** YOUR INSTRUCTIONS **
Each line below should be restated exactly, with nothing dropped.

[[ RECORD SET, beginning ]]

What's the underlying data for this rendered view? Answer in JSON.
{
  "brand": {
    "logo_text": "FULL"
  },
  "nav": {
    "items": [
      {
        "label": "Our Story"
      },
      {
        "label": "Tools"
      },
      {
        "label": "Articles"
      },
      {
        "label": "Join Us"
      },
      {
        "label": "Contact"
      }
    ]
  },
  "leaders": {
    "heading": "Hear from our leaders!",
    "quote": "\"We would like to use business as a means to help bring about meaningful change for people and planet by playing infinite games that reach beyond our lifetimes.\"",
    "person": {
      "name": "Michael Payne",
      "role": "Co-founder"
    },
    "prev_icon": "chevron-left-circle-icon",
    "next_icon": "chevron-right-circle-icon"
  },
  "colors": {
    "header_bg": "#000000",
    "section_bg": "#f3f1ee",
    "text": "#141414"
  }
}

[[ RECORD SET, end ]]

** PROBLEM SOLUTION **
What's the underlying data for this rendered view? Answer in JSON.
{
  "brand": {
    "logo_text": "FULL"
  },
  "nav": {
    "items": [
      {
        "label": "Our Story"
      },
      {
        "label": "Tools"
      },
      {
        "label": "Articles"
      },
      {
        "label": "Join Us"
      },
      {
        "label": "Contact"
      }
    ]
  },
  "leaders": {
    "heading": "Hear from our leaders!",
    "quote": "\"We would like to use business as a means to help bring about meaningful change for people and planet by playing infinite games that reach beyond our lifetimes.\"",
    "person": {
      "name": "Michael Payne",
      "role": "Co-founder"
    },
    "prev_icon": "chevron-left-circle-icon",
    "next_icon": "chevron-right-circle-icon"
  },
  "colors": {
    "header_bg": "#000000",
    "section_bg": "#f3f1ee",
    "text": "#141414"
  }
}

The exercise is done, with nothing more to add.